Exercise goal – Only lines containing "icon" are wanted from the data below. Copy those lines.

The data –
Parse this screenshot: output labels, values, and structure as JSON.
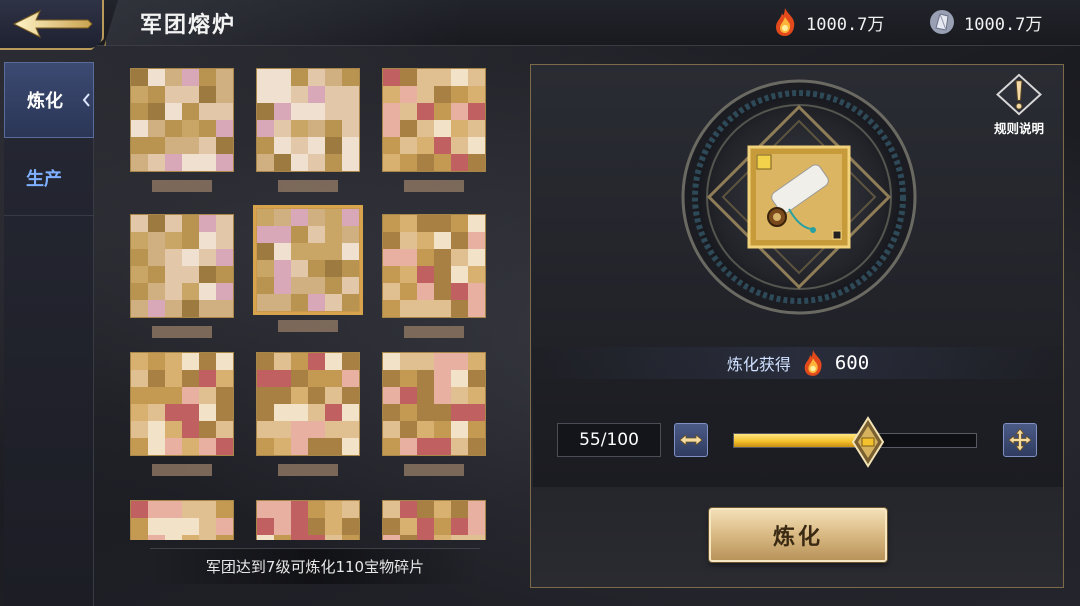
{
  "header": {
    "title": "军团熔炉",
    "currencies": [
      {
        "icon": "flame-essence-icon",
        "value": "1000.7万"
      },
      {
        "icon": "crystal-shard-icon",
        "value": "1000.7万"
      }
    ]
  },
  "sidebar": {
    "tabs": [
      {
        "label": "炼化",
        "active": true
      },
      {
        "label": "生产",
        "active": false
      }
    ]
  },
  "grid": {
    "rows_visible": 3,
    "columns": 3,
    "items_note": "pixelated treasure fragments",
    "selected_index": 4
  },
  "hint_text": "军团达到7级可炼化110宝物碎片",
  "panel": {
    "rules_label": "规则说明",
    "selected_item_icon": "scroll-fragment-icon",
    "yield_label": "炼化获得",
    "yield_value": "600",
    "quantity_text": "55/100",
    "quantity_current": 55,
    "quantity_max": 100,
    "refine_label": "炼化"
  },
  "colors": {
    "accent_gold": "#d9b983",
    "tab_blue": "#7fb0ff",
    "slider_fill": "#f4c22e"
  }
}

Solved problem –
        "icon": "flame-essence-icon",
        "icon": "crystal-shard-icon",
    "selected_item_icon": "scroll-fragment-icon",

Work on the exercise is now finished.